Your objective: Lines containing the word "BaseBoard" are the ones to copy from the records below.

Data for this task:
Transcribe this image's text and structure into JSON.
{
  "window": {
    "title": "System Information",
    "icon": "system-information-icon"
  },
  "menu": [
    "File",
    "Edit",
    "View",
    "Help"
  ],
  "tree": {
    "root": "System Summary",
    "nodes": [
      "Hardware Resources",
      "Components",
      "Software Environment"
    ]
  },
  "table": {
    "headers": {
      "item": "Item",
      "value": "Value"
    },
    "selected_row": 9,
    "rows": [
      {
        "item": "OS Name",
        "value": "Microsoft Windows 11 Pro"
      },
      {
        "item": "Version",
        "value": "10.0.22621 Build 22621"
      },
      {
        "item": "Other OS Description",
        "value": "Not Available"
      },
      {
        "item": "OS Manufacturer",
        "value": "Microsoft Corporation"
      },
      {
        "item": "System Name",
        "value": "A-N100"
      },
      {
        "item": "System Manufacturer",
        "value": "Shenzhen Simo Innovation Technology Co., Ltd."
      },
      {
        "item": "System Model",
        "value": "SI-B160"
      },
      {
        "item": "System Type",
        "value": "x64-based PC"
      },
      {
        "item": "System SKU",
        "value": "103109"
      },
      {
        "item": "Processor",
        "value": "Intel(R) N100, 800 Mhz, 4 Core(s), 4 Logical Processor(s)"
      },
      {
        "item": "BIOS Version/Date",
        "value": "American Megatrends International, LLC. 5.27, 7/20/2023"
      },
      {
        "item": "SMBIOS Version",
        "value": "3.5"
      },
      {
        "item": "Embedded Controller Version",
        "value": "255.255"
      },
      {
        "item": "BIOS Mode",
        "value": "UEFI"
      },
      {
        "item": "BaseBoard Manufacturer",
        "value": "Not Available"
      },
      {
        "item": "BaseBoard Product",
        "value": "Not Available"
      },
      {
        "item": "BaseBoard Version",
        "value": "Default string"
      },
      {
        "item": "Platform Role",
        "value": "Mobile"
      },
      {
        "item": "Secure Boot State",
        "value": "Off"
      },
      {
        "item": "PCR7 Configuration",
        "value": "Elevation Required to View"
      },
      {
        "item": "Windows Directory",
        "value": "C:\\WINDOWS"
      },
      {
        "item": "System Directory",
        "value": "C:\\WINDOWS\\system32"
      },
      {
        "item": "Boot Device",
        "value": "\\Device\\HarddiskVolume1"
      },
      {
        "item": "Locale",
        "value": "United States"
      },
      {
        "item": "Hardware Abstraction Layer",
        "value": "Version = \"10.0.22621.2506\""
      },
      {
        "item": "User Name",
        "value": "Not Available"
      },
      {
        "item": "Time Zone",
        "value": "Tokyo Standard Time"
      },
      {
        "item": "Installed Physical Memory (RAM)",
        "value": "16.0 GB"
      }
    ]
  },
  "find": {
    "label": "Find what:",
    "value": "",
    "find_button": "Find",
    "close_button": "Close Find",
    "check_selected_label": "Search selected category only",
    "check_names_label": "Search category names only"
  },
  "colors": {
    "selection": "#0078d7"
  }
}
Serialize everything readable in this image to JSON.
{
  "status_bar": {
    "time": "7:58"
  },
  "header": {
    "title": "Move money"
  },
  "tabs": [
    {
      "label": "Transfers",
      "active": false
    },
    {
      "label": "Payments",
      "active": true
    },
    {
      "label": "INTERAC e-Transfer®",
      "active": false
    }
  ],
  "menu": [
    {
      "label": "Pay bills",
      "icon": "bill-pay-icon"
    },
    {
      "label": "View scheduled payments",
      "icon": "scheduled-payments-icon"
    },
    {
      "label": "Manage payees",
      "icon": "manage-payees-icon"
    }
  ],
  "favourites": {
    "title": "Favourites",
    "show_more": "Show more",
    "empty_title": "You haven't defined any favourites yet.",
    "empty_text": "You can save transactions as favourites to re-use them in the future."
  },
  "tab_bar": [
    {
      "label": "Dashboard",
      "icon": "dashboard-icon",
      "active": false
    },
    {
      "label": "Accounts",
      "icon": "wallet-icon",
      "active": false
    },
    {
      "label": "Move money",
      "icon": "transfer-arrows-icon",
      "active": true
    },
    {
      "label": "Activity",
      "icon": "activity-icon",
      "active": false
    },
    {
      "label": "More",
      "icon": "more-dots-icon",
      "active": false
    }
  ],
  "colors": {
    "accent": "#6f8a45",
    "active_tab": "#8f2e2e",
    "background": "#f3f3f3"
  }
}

Task response:
        "item": "BaseBoard Manufacturer",
        "item": "BaseBoard Product",
        "item": "BaseBoard Version",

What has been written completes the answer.